* [Directions for this task]:
Gather all lines from the material that contain "JSON".

* [Source information]:
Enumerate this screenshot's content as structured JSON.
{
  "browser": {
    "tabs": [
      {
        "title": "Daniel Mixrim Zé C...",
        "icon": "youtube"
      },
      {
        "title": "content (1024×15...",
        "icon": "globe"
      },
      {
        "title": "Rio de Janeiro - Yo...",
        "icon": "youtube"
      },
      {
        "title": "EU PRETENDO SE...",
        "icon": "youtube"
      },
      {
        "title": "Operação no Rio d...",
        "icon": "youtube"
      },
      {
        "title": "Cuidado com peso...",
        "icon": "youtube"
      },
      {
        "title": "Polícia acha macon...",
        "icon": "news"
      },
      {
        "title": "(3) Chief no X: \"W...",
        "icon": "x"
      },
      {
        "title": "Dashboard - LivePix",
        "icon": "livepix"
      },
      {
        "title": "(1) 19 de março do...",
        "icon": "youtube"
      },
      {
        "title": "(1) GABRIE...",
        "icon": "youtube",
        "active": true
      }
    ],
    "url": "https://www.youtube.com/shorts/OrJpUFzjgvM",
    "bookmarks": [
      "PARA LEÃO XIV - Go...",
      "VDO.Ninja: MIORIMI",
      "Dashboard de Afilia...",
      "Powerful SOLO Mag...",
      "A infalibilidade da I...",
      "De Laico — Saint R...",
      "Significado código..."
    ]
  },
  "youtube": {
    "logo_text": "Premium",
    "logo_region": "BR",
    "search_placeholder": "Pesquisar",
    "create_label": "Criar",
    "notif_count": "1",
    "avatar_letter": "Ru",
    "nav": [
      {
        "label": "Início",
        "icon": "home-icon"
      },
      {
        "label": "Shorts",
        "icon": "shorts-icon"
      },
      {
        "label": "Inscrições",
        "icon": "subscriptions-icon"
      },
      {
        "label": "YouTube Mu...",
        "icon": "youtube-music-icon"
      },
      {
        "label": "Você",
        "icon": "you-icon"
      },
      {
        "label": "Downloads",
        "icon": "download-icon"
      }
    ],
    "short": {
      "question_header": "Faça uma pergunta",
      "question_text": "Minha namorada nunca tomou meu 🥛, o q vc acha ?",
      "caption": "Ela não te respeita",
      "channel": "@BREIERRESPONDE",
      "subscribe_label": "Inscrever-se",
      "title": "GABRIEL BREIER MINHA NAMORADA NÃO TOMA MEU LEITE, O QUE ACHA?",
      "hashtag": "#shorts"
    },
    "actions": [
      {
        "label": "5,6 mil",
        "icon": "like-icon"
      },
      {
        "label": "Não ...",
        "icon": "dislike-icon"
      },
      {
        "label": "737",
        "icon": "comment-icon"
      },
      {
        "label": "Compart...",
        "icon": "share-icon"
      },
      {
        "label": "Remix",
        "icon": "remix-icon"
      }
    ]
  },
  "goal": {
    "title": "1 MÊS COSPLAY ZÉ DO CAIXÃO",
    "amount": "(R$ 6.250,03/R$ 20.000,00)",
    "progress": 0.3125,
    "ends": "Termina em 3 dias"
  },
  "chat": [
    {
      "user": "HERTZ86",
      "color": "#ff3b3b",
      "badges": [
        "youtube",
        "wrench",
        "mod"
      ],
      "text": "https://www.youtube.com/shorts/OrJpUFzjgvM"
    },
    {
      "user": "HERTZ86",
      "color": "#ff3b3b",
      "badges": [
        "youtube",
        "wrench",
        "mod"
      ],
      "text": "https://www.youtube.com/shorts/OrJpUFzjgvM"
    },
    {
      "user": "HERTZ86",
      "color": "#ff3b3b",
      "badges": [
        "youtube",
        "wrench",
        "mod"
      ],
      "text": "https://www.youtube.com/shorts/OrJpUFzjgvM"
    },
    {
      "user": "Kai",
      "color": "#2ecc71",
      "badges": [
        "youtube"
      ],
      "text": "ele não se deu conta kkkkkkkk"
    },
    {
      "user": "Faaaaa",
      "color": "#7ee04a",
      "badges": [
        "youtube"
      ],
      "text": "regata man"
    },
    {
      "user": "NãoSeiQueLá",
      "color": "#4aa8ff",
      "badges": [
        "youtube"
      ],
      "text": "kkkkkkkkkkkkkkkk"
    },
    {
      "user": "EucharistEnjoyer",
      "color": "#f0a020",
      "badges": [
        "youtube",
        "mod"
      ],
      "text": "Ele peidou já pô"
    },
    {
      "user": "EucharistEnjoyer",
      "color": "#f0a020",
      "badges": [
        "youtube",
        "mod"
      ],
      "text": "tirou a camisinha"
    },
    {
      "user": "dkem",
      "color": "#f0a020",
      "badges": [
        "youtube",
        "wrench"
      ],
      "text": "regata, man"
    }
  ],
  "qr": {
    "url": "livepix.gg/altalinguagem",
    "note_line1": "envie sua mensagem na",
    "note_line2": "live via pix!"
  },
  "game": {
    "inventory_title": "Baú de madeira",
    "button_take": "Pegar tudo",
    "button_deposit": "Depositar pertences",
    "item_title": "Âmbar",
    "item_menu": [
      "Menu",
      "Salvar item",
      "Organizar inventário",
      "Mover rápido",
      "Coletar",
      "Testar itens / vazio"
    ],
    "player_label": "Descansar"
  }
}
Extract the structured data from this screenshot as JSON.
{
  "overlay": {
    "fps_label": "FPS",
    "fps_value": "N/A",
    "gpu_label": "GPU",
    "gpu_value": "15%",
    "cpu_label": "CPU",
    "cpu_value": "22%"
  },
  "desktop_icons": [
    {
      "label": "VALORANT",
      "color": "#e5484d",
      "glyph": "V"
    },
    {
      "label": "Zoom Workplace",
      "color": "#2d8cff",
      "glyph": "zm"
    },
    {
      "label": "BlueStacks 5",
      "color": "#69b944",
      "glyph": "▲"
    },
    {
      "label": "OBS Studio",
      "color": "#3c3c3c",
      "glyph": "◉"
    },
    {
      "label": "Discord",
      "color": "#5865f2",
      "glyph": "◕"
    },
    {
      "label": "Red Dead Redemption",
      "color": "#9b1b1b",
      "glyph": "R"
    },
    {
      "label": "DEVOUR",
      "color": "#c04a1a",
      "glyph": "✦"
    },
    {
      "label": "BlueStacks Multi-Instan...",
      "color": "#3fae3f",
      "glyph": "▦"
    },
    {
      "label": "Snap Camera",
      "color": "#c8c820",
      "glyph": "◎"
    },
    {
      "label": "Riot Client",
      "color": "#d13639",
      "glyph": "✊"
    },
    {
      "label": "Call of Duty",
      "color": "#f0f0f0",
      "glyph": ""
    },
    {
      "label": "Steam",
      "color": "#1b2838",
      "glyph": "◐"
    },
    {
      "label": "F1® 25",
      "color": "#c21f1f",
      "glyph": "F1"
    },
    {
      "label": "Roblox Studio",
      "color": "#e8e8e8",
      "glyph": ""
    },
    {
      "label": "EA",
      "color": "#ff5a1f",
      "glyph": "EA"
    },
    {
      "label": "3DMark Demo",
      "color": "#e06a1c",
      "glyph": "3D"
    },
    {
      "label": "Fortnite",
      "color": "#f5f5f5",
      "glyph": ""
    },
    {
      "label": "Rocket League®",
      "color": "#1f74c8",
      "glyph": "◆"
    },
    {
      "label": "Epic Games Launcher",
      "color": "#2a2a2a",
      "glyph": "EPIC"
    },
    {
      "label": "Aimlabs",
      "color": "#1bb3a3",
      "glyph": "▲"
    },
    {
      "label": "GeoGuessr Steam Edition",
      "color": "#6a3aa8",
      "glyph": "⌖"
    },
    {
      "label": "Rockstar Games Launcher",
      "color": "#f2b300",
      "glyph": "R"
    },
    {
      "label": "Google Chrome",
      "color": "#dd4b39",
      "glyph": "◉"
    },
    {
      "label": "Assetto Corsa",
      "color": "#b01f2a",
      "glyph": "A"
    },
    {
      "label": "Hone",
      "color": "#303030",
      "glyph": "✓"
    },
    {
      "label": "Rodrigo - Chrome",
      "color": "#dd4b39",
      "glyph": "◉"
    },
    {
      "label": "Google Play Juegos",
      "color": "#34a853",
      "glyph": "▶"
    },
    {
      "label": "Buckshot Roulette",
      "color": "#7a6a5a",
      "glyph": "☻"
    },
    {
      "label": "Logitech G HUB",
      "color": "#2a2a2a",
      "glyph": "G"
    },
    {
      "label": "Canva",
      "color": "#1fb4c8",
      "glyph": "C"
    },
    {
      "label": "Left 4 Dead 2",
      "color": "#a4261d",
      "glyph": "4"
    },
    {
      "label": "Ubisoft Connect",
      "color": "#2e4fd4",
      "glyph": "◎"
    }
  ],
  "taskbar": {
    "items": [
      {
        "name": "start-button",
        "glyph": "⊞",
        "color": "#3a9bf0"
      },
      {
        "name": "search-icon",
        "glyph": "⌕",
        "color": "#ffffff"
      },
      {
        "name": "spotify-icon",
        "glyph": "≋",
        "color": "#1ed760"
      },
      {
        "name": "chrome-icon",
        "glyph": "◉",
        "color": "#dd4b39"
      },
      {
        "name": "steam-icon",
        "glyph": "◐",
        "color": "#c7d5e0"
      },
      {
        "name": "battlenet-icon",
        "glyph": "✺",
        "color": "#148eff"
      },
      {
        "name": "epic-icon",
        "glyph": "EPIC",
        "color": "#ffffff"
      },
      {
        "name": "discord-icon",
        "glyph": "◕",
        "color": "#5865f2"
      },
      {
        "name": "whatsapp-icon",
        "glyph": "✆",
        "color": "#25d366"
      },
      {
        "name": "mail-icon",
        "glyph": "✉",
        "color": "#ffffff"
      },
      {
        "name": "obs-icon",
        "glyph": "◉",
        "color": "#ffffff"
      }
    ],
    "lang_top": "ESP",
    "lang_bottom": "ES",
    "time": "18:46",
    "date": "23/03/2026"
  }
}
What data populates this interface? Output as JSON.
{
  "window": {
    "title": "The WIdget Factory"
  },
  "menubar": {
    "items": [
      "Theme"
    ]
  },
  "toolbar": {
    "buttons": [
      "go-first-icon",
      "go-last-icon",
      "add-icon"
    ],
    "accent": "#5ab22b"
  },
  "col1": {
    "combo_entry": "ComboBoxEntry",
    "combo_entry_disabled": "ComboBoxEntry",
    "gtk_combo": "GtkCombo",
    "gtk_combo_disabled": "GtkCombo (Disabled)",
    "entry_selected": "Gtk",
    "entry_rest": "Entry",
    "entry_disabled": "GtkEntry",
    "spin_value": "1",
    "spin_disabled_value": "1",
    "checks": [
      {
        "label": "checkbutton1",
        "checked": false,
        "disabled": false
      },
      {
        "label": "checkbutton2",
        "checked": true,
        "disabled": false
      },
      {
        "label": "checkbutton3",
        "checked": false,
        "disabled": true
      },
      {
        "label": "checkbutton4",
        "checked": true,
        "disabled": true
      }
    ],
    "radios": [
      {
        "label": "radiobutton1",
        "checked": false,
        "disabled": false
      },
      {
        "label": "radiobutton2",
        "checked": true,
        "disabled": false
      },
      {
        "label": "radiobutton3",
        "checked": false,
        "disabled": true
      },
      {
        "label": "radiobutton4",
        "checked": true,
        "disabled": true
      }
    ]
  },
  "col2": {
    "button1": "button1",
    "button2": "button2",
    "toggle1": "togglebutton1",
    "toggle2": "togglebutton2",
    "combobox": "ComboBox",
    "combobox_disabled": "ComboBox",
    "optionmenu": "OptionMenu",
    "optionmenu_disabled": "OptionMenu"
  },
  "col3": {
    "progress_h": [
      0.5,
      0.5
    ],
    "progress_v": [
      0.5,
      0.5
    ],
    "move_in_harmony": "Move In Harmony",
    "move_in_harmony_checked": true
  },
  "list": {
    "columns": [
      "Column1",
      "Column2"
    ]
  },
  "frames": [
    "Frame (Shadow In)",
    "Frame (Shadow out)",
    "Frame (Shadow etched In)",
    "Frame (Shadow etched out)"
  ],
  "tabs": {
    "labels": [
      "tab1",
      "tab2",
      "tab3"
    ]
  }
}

* [Exercise response]:
Enumerate this screenshot's content as structured JSON.
Extract the structured data from this screenshot as JSON.
What data populates this interface? Output as JSON.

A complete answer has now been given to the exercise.